:: Data supplied

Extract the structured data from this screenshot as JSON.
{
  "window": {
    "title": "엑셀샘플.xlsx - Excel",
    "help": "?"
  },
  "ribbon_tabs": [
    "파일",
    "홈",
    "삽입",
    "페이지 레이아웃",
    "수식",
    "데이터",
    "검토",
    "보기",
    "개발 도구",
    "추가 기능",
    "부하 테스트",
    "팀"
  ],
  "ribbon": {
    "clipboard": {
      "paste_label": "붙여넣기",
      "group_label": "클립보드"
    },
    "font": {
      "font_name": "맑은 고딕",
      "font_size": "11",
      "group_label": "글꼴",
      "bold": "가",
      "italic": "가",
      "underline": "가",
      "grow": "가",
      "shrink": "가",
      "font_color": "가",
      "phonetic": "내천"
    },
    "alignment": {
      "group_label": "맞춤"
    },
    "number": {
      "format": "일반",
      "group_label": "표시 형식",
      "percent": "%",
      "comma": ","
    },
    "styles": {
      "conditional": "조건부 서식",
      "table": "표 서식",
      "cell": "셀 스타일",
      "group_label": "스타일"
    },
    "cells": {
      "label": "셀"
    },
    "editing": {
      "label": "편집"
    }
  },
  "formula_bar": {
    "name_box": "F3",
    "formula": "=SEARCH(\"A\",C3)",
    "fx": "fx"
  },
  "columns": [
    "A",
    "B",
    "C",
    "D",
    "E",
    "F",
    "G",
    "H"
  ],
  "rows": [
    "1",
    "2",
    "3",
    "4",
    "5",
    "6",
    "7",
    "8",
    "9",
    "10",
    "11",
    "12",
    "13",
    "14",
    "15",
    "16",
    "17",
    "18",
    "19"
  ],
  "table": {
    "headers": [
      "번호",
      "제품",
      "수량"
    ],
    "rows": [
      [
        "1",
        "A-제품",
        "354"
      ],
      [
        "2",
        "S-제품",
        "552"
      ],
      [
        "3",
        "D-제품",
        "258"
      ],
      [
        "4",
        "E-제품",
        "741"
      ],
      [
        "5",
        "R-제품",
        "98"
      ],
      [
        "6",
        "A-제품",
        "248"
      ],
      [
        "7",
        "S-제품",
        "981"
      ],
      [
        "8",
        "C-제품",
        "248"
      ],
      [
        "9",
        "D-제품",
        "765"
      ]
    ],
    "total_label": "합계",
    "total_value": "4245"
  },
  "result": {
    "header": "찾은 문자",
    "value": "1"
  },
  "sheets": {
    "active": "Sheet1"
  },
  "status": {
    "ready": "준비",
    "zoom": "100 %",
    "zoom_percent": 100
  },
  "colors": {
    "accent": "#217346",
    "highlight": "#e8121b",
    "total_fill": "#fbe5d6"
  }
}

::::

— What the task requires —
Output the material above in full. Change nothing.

— Answer space —
Extract the structured data from this screenshot as JSON.
{
  "window": {
    "title": "엑셀샘플.xlsx - Excel",
    "help": "?"
  },
  "ribbon_tabs": [
    "파일",
    "홈",
    "삽입",
    "페이지 레이아웃",
    "수식",
    "데이터",
    "검토",
    "보기",
    "개발 도구",
    "추가 기능",
    "부하 테스트",
    "팀"
  ],
  "ribbon": {
    "clipboard": {
      "paste_label": "붙여넣기",
      "group_label": "클립보드"
    },
    "font": {
      "font_name": "맑은 고딕",
      "font_size": "11",
      "group_label": "글꼴",
      "bold": "가",
      "italic": "가",
      "underline": "가",
      "grow": "가",
      "shrink": "가",
      "font_color": "가",
      "phonetic": "내천"
    },
    "alignment": {
      "group_label": "맞춤"
    },
    "number": {
      "format": "일반",
      "group_label": "표시 형식",
      "percent": "%",
      "comma": ","
    },
    "styles": {
      "conditional": "조건부 서식",
      "table": "표 서식",
      "cell": "셀 스타일",
      "group_label": "스타일"
    },
    "cells": {
      "label": "셀"
    },
    "editing": {
      "label": "편집"
    }
  },
  "formula_bar": {
    "name_box": "F3",
    "formula": "=SEARCH(\"A\",C3)",
    "fx": "fx"
  },
  "columns": [
    "A",
    "B",
    "C",
    "D",
    "E",
    "F",
    "G",
    "H"
  ],
  "rows": [
    "1",
    "2",
    "3",
    "4",
    "5",
    "6",
    "7",
    "8",
    "9",
    "10",
    "11",
    "12",
    "13",
    "14",
    "15",
    "16",
    "17",
    "18",
    "19"
  ],
  "table": {
    "headers": [
      "번호",
      "제품",
      "수량"
    ],
    "rows": [
      [
        "1",
        "A-제품",
        "354"
      ],
      [
        "2",
        "S-제품",
        "552"
      ],
      [
        "3",
        "D-제품",
        "258"
      ],
      [
        "4",
        "E-제품",
        "741"
      ],
      [
        "5",
        "R-제품",
        "98"
      ],
      [
        "6",
        "A-제품",
        "248"
      ],
      [
        "7",
        "S-제품",
        "981"
      ],
      [
        "8",
        "C-제품",
        "248"
      ],
      [
        "9",
        "D-제품",
        "765"
      ]
    ],
    "total_label": "합계",
    "total_value": "4245"
  },
  "result": {
    "header": "찾은 문자",
    "value": "1"
  },
  "sheets": {
    "active": "Sheet1"
  },
  "status": {
    "ready": "준비",
    "zoom": "100 %",
    "zoom_percent": 100
  },
  "colors": {
    "accent": "#217346",
    "highlight": "#e8121b",
    "total_fill": "#fbe5d6"
  }
}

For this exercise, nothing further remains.